Seemingly natural principles about the logic of ground generate cycles of ground; how can this be if ground is asymmetric? The goal of the theory of decycling is to find systematic and principled ways of getting rid of such cycles of ground. In this paper—drawing on graphtheoretic and topological ideas—I develop a general framework in which various theories of decycling can be compared. This allows us to improve on proposals made earlier by Fine and Litland. However, it turns out that (...) 

I outline and provide a solution to some paradoxes of ground. 

An oftdefended claim of a close relationship between Gentzen inference rules and the meaning of the connectives they introduce and eliminate has given rise to a whole domain called prooftheoretic semantics, see Schroeder Heister ; Prawitz. A branch of prooftheoretic semantics, mainly developed by Dosen ; Dosen and Petric, isolates in a precise mathematical manner formulas that have the same meaning. These isomorphic formulas are defined to be those that behave identically in inferences. The aim of this paper is to (...) 

This is part two of a twopart paper in which we develop an axiomatic theory of the relation of partial ground. The main novelty of the paper is the of use of a binary ground predicate rather than an operator to formalize ground. In this part of the paper, we extend the base theory of the first part of the paper with hierarchically typed truthpredicates and principles about the interaction of partial ground and truth. We show that our theory is (...) 

Could φ’s partially grounding ψ itself be a partial ground for ψ? I show that it follows from commonly accepted principles in the logic of ground that this sometimes happens. It also follows from commonly accepted principles that this never happens. I show that this inconsistency turns on different principles than the puzzles of ground already discussed in the literature, and I propose a way of resolving the inconsistency. 

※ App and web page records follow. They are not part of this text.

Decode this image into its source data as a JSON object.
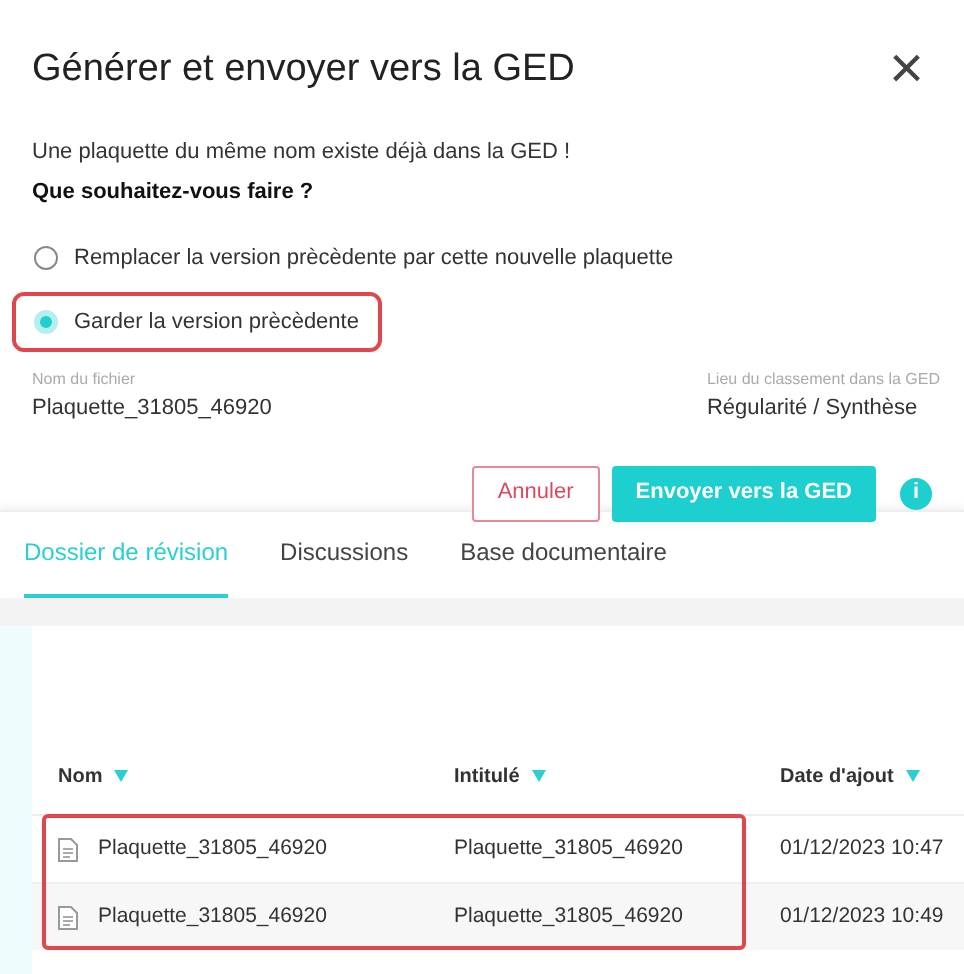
{
  "dialog": {
    "title": "Générer et envoyer vers la GED",
    "close": "×",
    "message": "Une plaquette du même nom existe déjà dans la GED !",
    "question": "Que souhaitez-vous faire ?",
    "options": [
      {
        "label": "Remplacer la version prècèdente par cette nouvelle plaquette",
        "selected": false,
        "highlighted": false
      },
      {
        "label": "Garder la version prècèdente",
        "selected": true,
        "highlighted": true
      }
    ],
    "file_name": {
      "label": "Nom du fichier",
      "value": "Plaquette_31805_46920"
    },
    "location": {
      "label": "Lieu du classement dans la GED",
      "value": "Régularité / Synthèse"
    },
    "buttons": [
      {
        "label": "Annuler",
        "kind": "secondary"
      },
      {
        "label": "Envoyer vers la GED",
        "kind": "primary"
      }
    ],
    "info": "i"
  },
  "tabs": [
    {
      "label": "Dossier de révision",
      "selected": true
    },
    {
      "label": "Discussions",
      "selected": false
    },
    {
      "label": "Base documentaire",
      "selected": false
    }
  ],
  "table": {
    "columns": [
      "Nom",
      "Intitulé",
      "Date d'ajout"
    ],
    "rows": [
      {
        "cells": [
          "Plaquette_31805_46920",
          "Plaquette_31805_46920",
          "01/12/2023 10:47"
        ],
        "highlighted": true
      },
      {
        "cells": [
          "Plaquette_31805_46920",
          "Plaquette_31805_46920",
          "01/12/2023 10:49"
        ],
        "highlighted": true
      }
    ]
  }
}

Most of the logics of grounding that have so far been proposed contain grounding axioms, or grounding rules, for the connectives of conjunction, disjunction and negation, but little attention has been dedicated to the implication connective. The present paper aims at repairing this situation by proposing adequate grounding principles for relevant implication. Because of the interaction between negation and implication, new grounding principles concerning negation will also arise.